In the years following the First World War, conditions in the Town were reaching a dangerous climax. Particularly in the South End of town, buildings had been erected closely, buildings designed under inadequate building codes or no codes at all. In several instances fires had spread quickly, damaging four and five houses at a time, despite the efforts of the firemen. But the worst fire in the history of the town came on March 28,1923 when the Park Fire spread a path of destruction form Paragon Park to the top of Atlantic Hill before it was checked.

Another famous fire was the Steamboat fire of November 28, 1929, when the entire fleet of the Nantasket Beach Steam Ship Company, wintering at Nantasket Pier, was swept by flames and, with the exception of the steamer Mayflower, was completely destroyed.

The large resort hotels have also presented a major problem to  the Fire Department and provided several fires most notable of which was the Atlantic House Fire of January 7, 1924.

During the years the department continued to improve its equipment and services, maintaining its position as one of the most outstanding departments in the entire region. In the annual meeting of 1939 the town adopted Civil Service for the Fire Department members, marking the last step in the transition of the modern Fire Department.

1917 - Henry J. Stevens became Chief of the Fire Department when a serious strike among personnel left the lives and property of the citizens endangered from fire and hazards.

1929 - Henry J. Stevens was appointed Commissioner of Public Safety and held this position until his death in 1938. Raymond McDonald and Ralph Place served as Engineers along with Hugh C. Ross. They held office until Henry Farrell was appointed the first permanent Chief on April 29, 1941.

Henry Farrell held office until May 8, 1946 when Adrian P. Dowd was appointed to succeed him.

Harrison Gardner was appointed the first permanent Deputy Chief on November 27, 1941.

George E. Bushey was appointed the second permanent Deputy on June 2, 1942.

Captain Robert Myers was appointed the first permanent Captain on February 6, 1957.

There can be no better way to close than with the words of Henry J. Stevens, in his report as the Commissioner of Public Safety:

        " I used to read from Tennyson, The Charge of the Light Brigade, and I used to cry, as all children do, as you and I do when we read a beautiful poem or something particularly striking whether in poetry or prose.

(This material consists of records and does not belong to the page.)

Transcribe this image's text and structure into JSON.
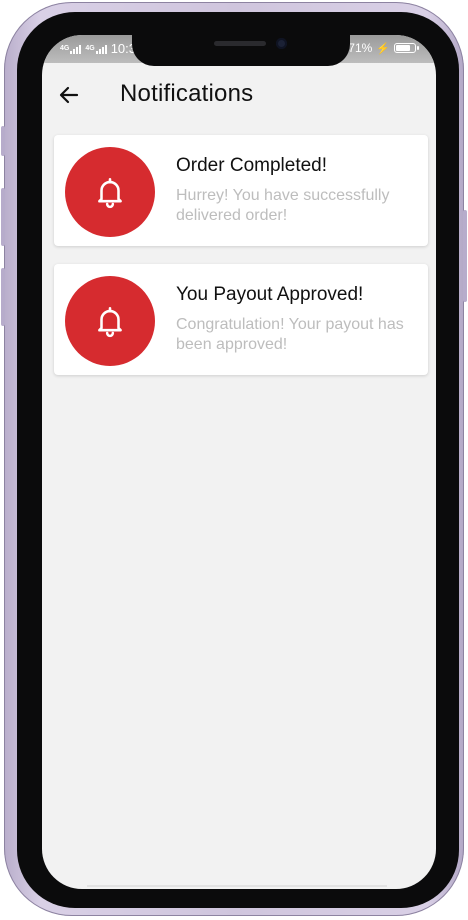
{
  "status_bar": {
    "network_left": "4G",
    "network_left_2": "4G",
    "time": "10:3",
    "battery": "71%",
    "battery_level": 0.71
  },
  "header": {
    "back_icon": "arrow-left-icon",
    "title": "Notifications"
  },
  "notifications": [
    {
      "icon": "bell-icon",
      "title": "Order Completed!",
      "message": "Hurrey! You have successfully delivered order!"
    },
    {
      "icon": "bell-icon",
      "title": "You Payout Approved!",
      "message": "Congratulation! Your payout has been approved!"
    }
  ],
  "colors": {
    "accent": "#d62b2f",
    "screen_background": "#f2f2f2",
    "card_background": "#ffffff",
    "title_text": "#111111",
    "message_text": "#bdbdbd",
    "phone_frame": "#cfc5dd"
  }
}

       " I used to form a picture of what actually happened there in the Crimean War, and the only picture my imagination allowed me was a picture of firemen, as I have seen them hurrying to a fire to save a life and property; and I used to say to myself, that is what Tennyson must have had in his mind because he wasn't in the Crimean War himself, when he spoke of them going into the jaws of death and into the mouth of hell. That is the life that the fireman leads today. He goes out in the morning. He kisses his wife and his little children and he tells them that he will be home in the evening and he will have dinner or supper with them. He little knows. Perhaps a great fire springs up and he is under command, and he goes forth and perhaps he does not return and a family is berefit of its guide, its counselor, its glory, its joy. Then, what happens? Tears in another home because man has died for man.

        " I think of the great fires that we have had here in Hull and in various other places, and I ask myself if these men, warriors in time of peace, haven't done front line duty, and if they are not entitled to the same amount of consideration from those whose property and persons they have saved as are even some members of the great World War.

        " Sometimes I ask myself whether sufficient consideration is given to these men. I ask myself whether they are securing enough of comfort for the sacrifice they make.

        " When the call comes, the fireman has nothing to say, he puts on his clothes. In a half a minute he is on the apparatus and he is off to do his best for the protection of life and property. All he has to do is obey the behest of duty, with the result that persons and property are saved and you and I feel content. I am proud to be asscoiated with these men."

Compiled by: Robert A. Hollingshead, Fire Chief
From the Notes of: Anne Kinnear,
    Chief Adrian Dowd (Ret.),
and Deputy Chief John Green (Ret.)